Information provided »
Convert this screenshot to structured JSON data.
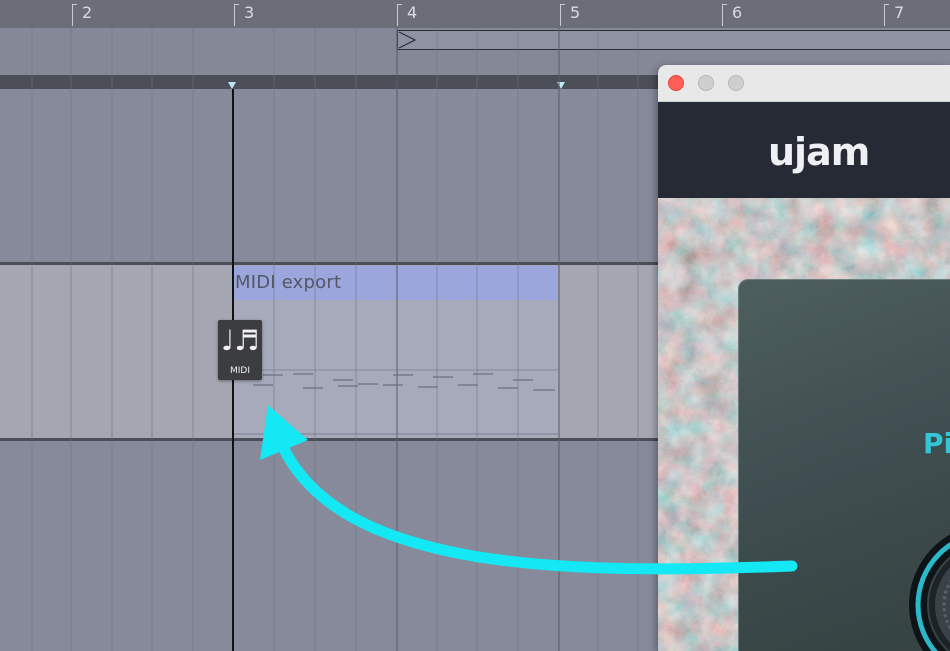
{
  "ruler": {
    "bars": [
      "2",
      "3",
      "4",
      "5",
      "6",
      "7"
    ]
  },
  "clip": {
    "name": "MIDI export"
  },
  "drag_file": {
    "icon": "music-notes-icon",
    "label": "MIDI"
  },
  "plugin_window": {
    "brand": "ujam",
    "product_partial": "Pi",
    "traffic_lights": {
      "close": "#fe5f57",
      "minimize": "#cfcfcf",
      "zoom": "#cfcfcf"
    }
  },
  "annotation": {
    "arrow_color": "#14e8f4",
    "icon": "curved-arrow-icon"
  },
  "colors": {
    "clip_header": "#9ba6dc",
    "playhead": "#111111",
    "accent": "#33c6d6"
  }
}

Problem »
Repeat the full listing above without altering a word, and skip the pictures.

Result »
Convert this screenshot to structured JSON data.
{
  "ruler": {
    "bars": [
      "2",
      "3",
      "4",
      "5",
      "6",
      "7"
    ]
  },
  "clip": {
    "name": "MIDI export"
  },
  "drag_file": {
    "icon": "music-notes-icon",
    "label": "MIDI"
  },
  "plugin_window": {
    "brand": "ujam",
    "product_partial": "Pi",
    "traffic_lights": {
      "close": "#fe5f57",
      "minimize": "#cfcfcf",
      "zoom": "#cfcfcf"
    }
  },
  "annotation": {
    "arrow_color": "#14e8f4",
    "icon": "curved-arrow-icon"
  },
  "colors": {
    "clip_header": "#9ba6dc",
    "playhead": "#111111",
    "accent": "#33c6d6"
  }
}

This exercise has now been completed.